RECORDS FOR THE EXERCISE section start
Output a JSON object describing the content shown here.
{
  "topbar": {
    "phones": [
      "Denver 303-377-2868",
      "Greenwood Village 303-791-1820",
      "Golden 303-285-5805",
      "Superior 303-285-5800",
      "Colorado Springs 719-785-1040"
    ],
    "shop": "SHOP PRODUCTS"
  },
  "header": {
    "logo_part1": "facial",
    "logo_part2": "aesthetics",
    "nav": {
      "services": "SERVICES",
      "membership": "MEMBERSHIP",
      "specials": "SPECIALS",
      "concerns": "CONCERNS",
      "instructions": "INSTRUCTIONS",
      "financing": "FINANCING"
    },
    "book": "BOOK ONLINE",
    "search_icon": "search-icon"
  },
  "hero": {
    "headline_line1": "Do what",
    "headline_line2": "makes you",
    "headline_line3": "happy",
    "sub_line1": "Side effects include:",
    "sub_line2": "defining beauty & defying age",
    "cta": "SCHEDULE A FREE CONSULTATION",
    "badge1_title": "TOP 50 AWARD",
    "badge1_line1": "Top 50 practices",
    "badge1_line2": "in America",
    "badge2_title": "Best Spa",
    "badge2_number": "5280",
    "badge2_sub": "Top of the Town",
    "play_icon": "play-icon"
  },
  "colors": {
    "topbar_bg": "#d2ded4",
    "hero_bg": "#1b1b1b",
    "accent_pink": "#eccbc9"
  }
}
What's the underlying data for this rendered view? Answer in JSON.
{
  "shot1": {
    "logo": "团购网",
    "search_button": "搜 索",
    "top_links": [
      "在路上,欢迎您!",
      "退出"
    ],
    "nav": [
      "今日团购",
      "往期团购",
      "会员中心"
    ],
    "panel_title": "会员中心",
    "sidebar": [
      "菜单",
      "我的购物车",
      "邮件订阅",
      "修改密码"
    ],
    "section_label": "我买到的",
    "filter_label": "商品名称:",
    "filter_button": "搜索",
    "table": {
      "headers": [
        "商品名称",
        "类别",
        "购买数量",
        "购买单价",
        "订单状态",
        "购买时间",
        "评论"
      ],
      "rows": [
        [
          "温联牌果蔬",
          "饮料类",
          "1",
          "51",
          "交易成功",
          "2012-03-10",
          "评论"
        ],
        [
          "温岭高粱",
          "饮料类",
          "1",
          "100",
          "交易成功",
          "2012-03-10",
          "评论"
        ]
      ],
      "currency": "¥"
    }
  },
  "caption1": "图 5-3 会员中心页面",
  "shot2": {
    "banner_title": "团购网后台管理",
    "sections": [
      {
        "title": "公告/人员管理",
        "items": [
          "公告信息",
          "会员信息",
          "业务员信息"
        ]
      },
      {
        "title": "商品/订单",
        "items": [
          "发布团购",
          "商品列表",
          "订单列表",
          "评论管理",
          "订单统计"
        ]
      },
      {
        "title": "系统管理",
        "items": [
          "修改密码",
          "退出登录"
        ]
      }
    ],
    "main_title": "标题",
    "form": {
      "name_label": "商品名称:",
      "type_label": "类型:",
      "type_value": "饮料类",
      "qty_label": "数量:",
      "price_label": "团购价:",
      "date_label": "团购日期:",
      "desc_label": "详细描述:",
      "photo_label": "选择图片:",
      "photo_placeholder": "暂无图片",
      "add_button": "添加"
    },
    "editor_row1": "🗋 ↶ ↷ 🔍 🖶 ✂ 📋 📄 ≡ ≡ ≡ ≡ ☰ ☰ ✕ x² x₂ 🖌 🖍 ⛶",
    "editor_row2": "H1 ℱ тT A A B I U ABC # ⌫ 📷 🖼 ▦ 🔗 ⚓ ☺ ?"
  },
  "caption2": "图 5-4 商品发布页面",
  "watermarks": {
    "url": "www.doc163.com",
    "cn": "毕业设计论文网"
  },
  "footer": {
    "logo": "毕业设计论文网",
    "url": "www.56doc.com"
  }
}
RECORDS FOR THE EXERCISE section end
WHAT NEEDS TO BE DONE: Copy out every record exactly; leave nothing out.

PROBLEM SOLUTION:
Output a JSON object describing the content shown here.
{
  "topbar": {
    "phones": [
      "Denver 303-377-2868",
      "Greenwood Village 303-791-1820",
      "Golden 303-285-5805",
      "Superior 303-285-5800",
      "Colorado Springs 719-785-1040"
    ],
    "shop": "SHOP PRODUCTS"
  },
  "header": {
    "logo_part1": "facial",
    "logo_part2": "aesthetics",
    "nav": {
      "services": "SERVICES",
      "membership": "MEMBERSHIP",
      "specials": "SPECIALS",
      "concerns": "CONCERNS",
      "instructions": "INSTRUCTIONS",
      "financing": "FINANCING"
    },
    "book": "BOOK ONLINE",
    "search_icon": "search-icon"
  },
  "hero": {
    "headline_line1": "Do what",
    "headline_line2": "makes you",
    "headline_line3": "happy",
    "sub_line1": "Side effects include:",
    "sub_line2": "defining beauty & defying age",
    "cta": "SCHEDULE A FREE CONSULTATION",
    "badge1_title": "TOP 50 AWARD",
    "badge1_line1": "Top 50 practices",
    "badge1_line2": "in America",
    "badge2_title": "Best Spa",
    "badge2_number": "5280",
    "badge2_sub": "Top of the Town",
    "play_icon": "play-icon"
  },
  "colors": {
    "topbar_bg": "#d2ded4",
    "hero_bg": "#1b1b1b",
    "accent_pink": "#eccbc9"
  }
}
What's the underlying data for this rendered view? Answer in JSON.
{
  "shot1": {
    "logo": "团购网",
    "search_button": "搜 索",
    "top_links": [
      "在路上,欢迎您!",
      "退出"
    ],
    "nav": [
      "今日团购",
      "往期团购",
      "会员中心"
    ],
    "panel_title": "会员中心",
    "sidebar": [
      "菜单",
      "我的购物车",
      "邮件订阅",
      "修改密码"
    ],
    "section_label": "我买到的",
    "filter_label": "商品名称:",
    "filter_button": "搜索",
    "table": {
      "headers": [
        "商品名称",
        "类别",
        "购买数量",
        "购买单价",
        "订单状态",
        "购买时间",
        "评论"
      ],
      "rows": [
        [
          "温联牌果蔬",
          "饮料类",
          "1",
          "51",
          "交易成功",
          "2012-03-10",
          "评论"
        ],
        [
          "温岭高粱",
          "饮料类",
          "1",
          "100",
          "交易成功",
          "2012-03-10",
          "评论"
        ]
      ],
      "currency": "¥"
    }
  },
  "caption1": "图 5-3 会员中心页面",
  "shot2": {
    "banner_title": "团购网后台管理",
    "sections": [
      {
        "title": "公告/人员管理",
        "items": [
          "公告信息",
          "会员信息",
          "业务员信息"
        ]
      },
      {
        "title": "商品/订单",
        "items": [
          "发布团购",
          "商品列表",
          "订单列表",
          "评论管理",
          "订单统计"
        ]
      },
      {
        "title": "系统管理",
        "items": [
          "修改密码",
          "退出登录"
        ]
      }
    ],
    "main_title": "标题",
    "form": {
      "name_label": "商品名称:",
      "type_label": "类型:",
      "type_value": "饮料类",
      "qty_label": "数量:",
      "price_label": "团购价:",
      "date_label": "团购日期:",
      "desc_label": "详细描述:",
      "photo_label": "选择图片:",
      "photo_placeholder": "暂无图片",
      "add_button": "添加"
    },
    "editor_row1": "🗋 ↶ ↷ 🔍 🖶 ✂ 📋 📄 ≡ ≡ ≡ ≡ ☰ ☰ ✕ x² x₂ 🖌 🖍 ⛶",
    "editor_row2": "H1 ℱ тT A A B I U ABC # ⌫ 📷 🖼 ▦ 🔗 ⚓ ☺ ?"
  },
  "caption2": "图 5-4 商品发布页面",
  "watermarks": {
    "url": "www.doc163.com",
    "cn": "毕业设计论文网"
  },
  "footer": {
    "logo": "毕业设计论文网",
    "url": "www.56doc.com"
  }
}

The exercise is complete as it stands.